"I definitely know what to do against them; we've always had success getting shots," Lappas said. "We won the games when we made them. They make you make shots. When we've had some success against them, we've made seven or more threes. Those are going to be the best shots you're going to get. You're not going to get much inside.
"You have to try to get the ball to the foul line area, drive the gaps, make splits between two guys," Lappas continued. "It doesn't have to be threes, but you have make jump shots, whether it's 15-footers or 18-footers."
Knowing how may be half the battle, but executing it is another story altogether. St. Bonaventure beat Temple (6-9, 3-1 A-10) on Wednesday, 93-73, by bombing away from outside and making 19 threes.

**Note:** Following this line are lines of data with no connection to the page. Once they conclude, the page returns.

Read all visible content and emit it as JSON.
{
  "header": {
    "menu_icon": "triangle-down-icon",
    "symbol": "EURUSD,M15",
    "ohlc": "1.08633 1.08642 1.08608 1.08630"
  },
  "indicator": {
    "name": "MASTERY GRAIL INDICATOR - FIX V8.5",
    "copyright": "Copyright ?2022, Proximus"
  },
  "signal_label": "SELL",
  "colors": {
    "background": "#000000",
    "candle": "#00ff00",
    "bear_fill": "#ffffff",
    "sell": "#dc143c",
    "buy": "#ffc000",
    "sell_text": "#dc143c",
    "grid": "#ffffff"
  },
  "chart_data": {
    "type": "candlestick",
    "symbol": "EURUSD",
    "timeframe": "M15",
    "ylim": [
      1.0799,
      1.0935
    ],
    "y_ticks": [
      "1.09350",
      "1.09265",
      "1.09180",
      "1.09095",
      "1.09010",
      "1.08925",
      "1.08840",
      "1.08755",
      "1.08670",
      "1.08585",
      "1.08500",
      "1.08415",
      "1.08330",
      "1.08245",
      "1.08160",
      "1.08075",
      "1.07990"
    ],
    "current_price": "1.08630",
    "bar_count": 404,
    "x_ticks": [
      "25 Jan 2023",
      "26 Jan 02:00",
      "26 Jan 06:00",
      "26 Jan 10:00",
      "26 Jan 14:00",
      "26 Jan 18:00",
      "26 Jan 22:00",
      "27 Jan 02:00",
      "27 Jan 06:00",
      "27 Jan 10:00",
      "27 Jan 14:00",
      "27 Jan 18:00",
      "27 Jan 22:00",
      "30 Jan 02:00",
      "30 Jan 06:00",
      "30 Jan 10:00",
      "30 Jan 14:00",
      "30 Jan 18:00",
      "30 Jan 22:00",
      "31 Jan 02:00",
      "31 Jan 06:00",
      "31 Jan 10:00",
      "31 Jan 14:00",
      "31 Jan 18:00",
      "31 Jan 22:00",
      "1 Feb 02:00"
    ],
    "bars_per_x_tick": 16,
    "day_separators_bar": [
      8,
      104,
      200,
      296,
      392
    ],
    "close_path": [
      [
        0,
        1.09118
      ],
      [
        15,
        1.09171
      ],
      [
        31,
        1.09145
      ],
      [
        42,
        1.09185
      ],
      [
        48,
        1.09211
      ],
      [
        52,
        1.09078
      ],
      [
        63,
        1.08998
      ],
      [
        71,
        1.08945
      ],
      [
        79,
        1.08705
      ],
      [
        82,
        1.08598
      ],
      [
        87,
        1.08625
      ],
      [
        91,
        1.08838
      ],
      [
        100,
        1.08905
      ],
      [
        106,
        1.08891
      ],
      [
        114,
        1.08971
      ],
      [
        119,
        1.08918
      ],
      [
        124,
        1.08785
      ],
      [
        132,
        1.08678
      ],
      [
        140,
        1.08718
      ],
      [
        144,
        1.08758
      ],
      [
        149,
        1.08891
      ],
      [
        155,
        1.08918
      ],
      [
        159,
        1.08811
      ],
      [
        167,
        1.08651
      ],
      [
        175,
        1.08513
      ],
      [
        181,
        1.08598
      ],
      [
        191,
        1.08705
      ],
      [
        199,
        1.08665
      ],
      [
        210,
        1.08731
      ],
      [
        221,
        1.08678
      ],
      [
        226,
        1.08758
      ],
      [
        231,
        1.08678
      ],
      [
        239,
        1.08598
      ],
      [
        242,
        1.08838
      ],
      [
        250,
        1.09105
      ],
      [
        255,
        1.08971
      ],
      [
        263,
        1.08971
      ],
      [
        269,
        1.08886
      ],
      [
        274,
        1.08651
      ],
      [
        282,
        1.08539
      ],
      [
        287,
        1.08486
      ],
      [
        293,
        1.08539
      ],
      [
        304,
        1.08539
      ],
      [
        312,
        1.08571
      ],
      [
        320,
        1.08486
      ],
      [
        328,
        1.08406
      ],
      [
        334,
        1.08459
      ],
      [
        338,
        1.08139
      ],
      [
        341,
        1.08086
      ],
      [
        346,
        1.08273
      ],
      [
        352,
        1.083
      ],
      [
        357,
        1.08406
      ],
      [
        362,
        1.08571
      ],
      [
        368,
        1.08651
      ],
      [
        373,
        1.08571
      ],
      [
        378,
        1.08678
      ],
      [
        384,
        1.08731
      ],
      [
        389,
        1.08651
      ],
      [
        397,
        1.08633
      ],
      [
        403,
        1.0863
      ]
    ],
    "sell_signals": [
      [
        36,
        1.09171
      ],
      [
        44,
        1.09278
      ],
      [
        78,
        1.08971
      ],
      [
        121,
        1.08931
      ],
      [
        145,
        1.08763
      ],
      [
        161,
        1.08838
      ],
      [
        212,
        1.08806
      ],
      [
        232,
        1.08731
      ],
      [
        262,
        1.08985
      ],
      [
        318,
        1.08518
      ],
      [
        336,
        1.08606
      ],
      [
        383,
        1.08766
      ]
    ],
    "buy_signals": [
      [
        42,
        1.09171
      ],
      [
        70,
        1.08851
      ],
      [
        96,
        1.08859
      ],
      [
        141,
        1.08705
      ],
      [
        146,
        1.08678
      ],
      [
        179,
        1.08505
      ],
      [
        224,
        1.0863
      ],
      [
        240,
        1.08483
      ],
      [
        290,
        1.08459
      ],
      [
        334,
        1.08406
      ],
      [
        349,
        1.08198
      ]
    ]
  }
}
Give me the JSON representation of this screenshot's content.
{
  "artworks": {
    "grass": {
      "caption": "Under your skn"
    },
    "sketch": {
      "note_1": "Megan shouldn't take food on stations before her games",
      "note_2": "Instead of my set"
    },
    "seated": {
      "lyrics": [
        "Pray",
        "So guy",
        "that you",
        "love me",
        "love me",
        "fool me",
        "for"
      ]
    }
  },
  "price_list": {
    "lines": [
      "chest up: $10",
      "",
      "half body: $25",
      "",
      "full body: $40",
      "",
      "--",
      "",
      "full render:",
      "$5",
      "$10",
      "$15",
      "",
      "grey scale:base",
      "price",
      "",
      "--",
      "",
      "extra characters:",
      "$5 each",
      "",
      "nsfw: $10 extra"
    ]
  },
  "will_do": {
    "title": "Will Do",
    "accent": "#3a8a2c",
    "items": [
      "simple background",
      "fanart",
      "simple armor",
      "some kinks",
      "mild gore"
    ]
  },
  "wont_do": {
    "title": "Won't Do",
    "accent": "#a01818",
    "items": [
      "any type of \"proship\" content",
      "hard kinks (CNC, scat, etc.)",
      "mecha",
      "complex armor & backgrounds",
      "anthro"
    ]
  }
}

Duplicating that would be an extremely difficult task for the Minutemen (6-8, 0-3 Atlantic 10), who play host to the Owls at noon Saturday. Only once this season has UMass combined to hit 19 threes in three consecutive games, let alone one.
Lappas will regularly use three guards Saturday, adding Kyle Wilson to the backcourt with Anthony Anderson and Shannon Crooks and giving UMass three players at least capable of knocking down jump shots.
Temple has had to juggle its lineup of late as well. Injuries to starters Alex Wesby (wrist) and Ron Rollerson (groin) has left the Owls woefully lacking in depth. Wesby is out, while Rollerson is questionable, leaving Temple with center Kevin Lyde and four players 6-foot-4 or shorter.
One player who is used to an abundance of minutes for the Owls is senior Lynn Greer. The senior point guard is leading Temple at 22.1 points and 4.7 assists per game. He's scored in double figures in 35 straight games and has 1,712 career points.
UMass senior Shannon Crooks was looking forward to guarding Greer.
"You have to really, really respect his jumper," Crooks said. "I hope (Lappas) would put me on Lynn. I've played him in the past and I think I've done a pretty good job on him."
Greer is joined in Temple's three-guard backcourt by rookies Brian Polk and Nile Murry. Polk, a sophomore who sat out last year due to academics, and Murry, a freshman, have both stepped up their production of late.
The absence of Rollerson has moved David Hawkins, who is normally a guard, to power forward. He was academically ineligible in the fall, but has averaged 14.2 points per game since he returned.
Chaney has been pleased with the development of his guards.
"We've always wanted to have three guards that can dribble, pass, and shoot," Chaney said. "I think we have that now, especially with the shooting. Nile will be very instrumental for us. Nile has developed a lot more poise, the way he's handling the pressure. Brian's given us a lift when we really needed it with so many guys out."
Kitwana Rhymer and Micah Brand will start up front, but because of Temple's small lineup, Lappas said he planned to use 6-5 Raheim Lamb in stretches at power forward again, to counteract the Owls' perimeter quickness.
When the Minutemen do use two big men, Lappas will try to get the 6-11 Brand the ball while he's in position to make jumpers over the shorter defenders.
"We think he can make that 12-foot jumper," Lappas said. "It's going to be in the corner or the elbow a lot of times."
The Minutemen are coming off five straight losses, but showed some positive signs against Richmond, as Rhymer had seven points and nine rebounds, drastic improvements from his recent output. The senior center believes UMass is a little luck away from getting back on track.
"After the last game, I was saying to myself 'Just give us one break,'" Rhymer said. "Just one break and we'll be fine. We'll be all right."
"We just need something to happen for us," he said. "Guys are keeping at it. At different times we've lost our focus and it's cost us. We're trying to stay at it and don't give up faith."